*** Opening SUPPLIED MATERIAL ***

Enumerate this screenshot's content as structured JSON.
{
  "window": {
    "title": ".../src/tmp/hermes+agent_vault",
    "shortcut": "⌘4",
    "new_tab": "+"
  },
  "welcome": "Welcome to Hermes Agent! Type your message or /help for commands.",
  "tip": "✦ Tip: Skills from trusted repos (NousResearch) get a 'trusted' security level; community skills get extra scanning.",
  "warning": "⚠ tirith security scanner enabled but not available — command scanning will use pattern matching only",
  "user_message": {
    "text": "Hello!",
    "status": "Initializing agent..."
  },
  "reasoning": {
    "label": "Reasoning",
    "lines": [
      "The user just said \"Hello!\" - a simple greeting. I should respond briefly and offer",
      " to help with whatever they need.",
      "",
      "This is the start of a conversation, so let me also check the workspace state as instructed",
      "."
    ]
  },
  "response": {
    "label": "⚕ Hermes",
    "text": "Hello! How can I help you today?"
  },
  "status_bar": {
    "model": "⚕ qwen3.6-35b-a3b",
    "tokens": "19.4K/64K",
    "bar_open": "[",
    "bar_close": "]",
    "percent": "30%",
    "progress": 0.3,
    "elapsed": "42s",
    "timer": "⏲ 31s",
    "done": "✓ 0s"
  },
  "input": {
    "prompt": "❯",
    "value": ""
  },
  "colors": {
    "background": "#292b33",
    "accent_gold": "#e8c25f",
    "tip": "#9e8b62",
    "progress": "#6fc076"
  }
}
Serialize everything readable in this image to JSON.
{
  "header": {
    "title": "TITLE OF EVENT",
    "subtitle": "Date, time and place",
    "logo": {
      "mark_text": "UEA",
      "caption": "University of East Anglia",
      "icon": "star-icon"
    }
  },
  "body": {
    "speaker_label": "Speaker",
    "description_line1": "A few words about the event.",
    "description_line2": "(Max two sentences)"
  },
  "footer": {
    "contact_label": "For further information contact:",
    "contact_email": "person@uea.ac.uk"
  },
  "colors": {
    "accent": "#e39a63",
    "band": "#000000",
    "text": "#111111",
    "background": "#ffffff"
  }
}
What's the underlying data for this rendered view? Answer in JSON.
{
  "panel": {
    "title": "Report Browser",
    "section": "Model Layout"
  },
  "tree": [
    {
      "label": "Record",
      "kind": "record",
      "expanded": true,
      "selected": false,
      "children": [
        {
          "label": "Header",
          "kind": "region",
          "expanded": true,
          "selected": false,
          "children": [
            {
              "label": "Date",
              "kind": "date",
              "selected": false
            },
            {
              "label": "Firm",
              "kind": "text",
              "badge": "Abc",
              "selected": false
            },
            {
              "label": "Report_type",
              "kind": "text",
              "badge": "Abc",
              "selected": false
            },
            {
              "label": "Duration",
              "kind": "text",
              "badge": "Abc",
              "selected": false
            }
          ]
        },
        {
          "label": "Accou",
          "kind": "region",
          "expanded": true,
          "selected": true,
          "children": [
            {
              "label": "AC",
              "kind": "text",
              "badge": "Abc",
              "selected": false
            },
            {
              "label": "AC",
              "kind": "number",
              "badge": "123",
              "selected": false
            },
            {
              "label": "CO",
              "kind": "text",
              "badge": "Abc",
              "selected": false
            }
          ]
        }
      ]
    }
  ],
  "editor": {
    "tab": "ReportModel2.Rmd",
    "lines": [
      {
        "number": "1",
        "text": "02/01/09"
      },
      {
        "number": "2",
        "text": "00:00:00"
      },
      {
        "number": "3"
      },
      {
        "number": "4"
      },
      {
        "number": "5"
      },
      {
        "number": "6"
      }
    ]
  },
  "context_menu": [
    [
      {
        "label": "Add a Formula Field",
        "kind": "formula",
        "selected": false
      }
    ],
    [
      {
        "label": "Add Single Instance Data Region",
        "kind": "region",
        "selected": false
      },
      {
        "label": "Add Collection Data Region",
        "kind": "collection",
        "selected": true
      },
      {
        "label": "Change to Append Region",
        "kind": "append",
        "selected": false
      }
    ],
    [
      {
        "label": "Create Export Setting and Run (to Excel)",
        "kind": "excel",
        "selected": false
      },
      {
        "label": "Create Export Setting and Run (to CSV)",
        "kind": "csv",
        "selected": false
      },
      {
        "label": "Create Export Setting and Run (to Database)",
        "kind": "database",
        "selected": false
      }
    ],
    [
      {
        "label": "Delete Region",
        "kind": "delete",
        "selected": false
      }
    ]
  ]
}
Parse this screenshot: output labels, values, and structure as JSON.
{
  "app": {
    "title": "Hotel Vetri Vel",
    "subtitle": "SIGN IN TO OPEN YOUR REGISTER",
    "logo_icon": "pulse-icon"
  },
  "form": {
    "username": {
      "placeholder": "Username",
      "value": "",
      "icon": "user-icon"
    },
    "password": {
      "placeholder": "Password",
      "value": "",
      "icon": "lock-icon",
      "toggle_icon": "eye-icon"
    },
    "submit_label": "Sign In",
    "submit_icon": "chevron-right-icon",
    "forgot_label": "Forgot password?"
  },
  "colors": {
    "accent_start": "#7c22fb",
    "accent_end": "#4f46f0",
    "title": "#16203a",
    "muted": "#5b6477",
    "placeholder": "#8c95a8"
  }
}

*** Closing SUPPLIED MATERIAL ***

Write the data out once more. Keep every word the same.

◆ **EXPECTED ANSWER**
Enumerate this screenshot's content as structured JSON.
{
  "window": {
    "title": ".../src/tmp/hermes+agent_vault",
    "shortcut": "⌘4",
    "new_tab": "+"
  },
  "welcome": "Welcome to Hermes Agent! Type your message or /help for commands.",
  "tip": "✦ Tip: Skills from trusted repos (NousResearch) get a 'trusted' security level; community skills get extra scanning.",
  "warning": "⚠ tirith security scanner enabled but not available — command scanning will use pattern matching only",
  "user_message": {
    "text": "Hello!",
    "status": "Initializing agent..."
  },
  "reasoning": {
    "label": "Reasoning",
    "lines": [
      "The user just said \"Hello!\" - a simple greeting. I should respond briefly and offer",
      " to help with whatever they need.",
      "",
      "This is the start of a conversation, so let me also check the workspace state as instructed",
      "."
    ]
  },
  "response": {
    "label": "⚕ Hermes",
    "text": "Hello! How can I help you today?"
  },
  "status_bar": {
    "model": "⚕ qwen3.6-35b-a3b",
    "tokens": "19.4K/64K",
    "bar_open": "[",
    "bar_close": "]",
    "percent": "30%",
    "progress": 0.3,
    "elapsed": "42s",
    "timer": "⏲ 31s",
    "done": "✓ 0s"
  },
  "input": {
    "prompt": "❯",
    "value": ""
  },
  "colors": {
    "background": "#292b33",
    "accent_gold": "#e8c25f",
    "tip": "#9e8b62",
    "progress": "#6fc076"
  }
}
Serialize everything readable in this image to JSON.
{
  "header": {
    "title": "TITLE OF EVENT",
    "subtitle": "Date, time and place",
    "logo": {
      "mark_text": "UEA",
      "caption": "University of East Anglia",
      "icon": "star-icon"
    }
  },
  "body": {
    "speaker_label": "Speaker",
    "description_line1": "A few words about the event.",
    "description_line2": "(Max two sentences)"
  },
  "footer": {
    "contact_label": "For further information contact:",
    "contact_email": "person@uea.ac.uk"
  },
  "colors": {
    "accent": "#e39a63",
    "band": "#000000",
    "text": "#111111",
    "background": "#ffffff"
  }
}
What's the underlying data for this rendered view? Answer in JSON.
{
  "panel": {
    "title": "Report Browser",
    "section": "Model Layout"
  },
  "tree": [
    {
      "label": "Record",
      "kind": "record",
      "expanded": true,
      "selected": false,
      "children": [
        {
          "label": "Header",
          "kind": "region",
          "expanded": true,
          "selected": false,
          "children": [
            {
              "label": "Date",
              "kind": "date",
              "selected": false
            },
            {
              "label": "Firm",
              "kind": "text",
              "badge": "Abc",
              "selected": false
            },
            {
              "label": "Report_type",
              "kind": "text",
              "badge": "Abc",
              "selected": false
            },
            {
              "label": "Duration",
              "kind": "text",
              "badge": "Abc",
              "selected": false
            }
          ]
        },
        {
          "label": "Accou",
          "kind": "region",
          "expanded": true,
          "selected": true,
          "children": [
            {
              "label": "AC",
              "kind": "text",
              "badge": "Abc",
              "selected": false
            },
            {
              "label": "AC",
              "kind": "number",
              "badge": "123",
              "selected": false
            },
            {
              "label": "CO",
              "kind": "text",
              "badge": "Abc",
              "selected": false
            }
          ]
        }
      ]
    }
  ],
  "editor": {
    "tab": "ReportModel2.Rmd",
    "lines": [
      {
        "number": "1",
        "text": "02/01/09"
      },
      {
        "number": "2",
        "text": "00:00:00"
      },
      {
        "number": "3"
      },
      {
        "number": "4"
      },
      {
        "number": "5"
      },
      {
        "number": "6"
      }
    ]
  },
  "context_menu": [
    [
      {
        "label": "Add a Formula Field",
        "kind": "formula",
        "selected": false
      }
    ],
    [
      {
        "label": "Add Single Instance Data Region",
        "kind": "region",
        "selected": false
      },
      {
        "label": "Add Collection Data Region",
        "kind": "collection",
        "selected": true
      },
      {
        "label": "Change to Append Region",
        "kind": "append",
        "selected": false
      }
    ],
    [
      {
        "label": "Create Export Setting and Run (to Excel)",
        "kind": "excel",
        "selected": false
      },
      {
        "label": "Create Export Setting and Run (to CSV)",
        "kind": "csv",
        "selected": false
      },
      {
        "label": "Create Export Setting and Run (to Database)",
        "kind": "database",
        "selected": false
      }
    ],
    [
      {
        "label": "Delete Region",
        "kind": "delete",
        "selected": false
      }
    ]
  ]
}
Parse this screenshot: output labels, values, and structure as JSON.
{
  "app": {
    "title": "Hotel Vetri Vel",
    "subtitle": "SIGN IN TO OPEN YOUR REGISTER",
    "logo_icon": "pulse-icon"
  },
  "form": {
    "username": {
      "placeholder": "Username",
      "value": "",
      "icon": "user-icon"
    },
    "password": {
      "placeholder": "Password",
      "value": "",
      "icon": "lock-icon",
      "toggle_icon": "eye-icon"
    },
    "submit_label": "Sign In",
    "submit_icon": "chevron-right-icon",
    "forgot_label": "Forgot password?"
  },
  "colors": {
    "accent_start": "#7c22fb",
    "accent_end": "#4f46f0",
    "title": "#16203a",
    "muted": "#5b6477",
    "placeholder": "#8c95a8"
  }
}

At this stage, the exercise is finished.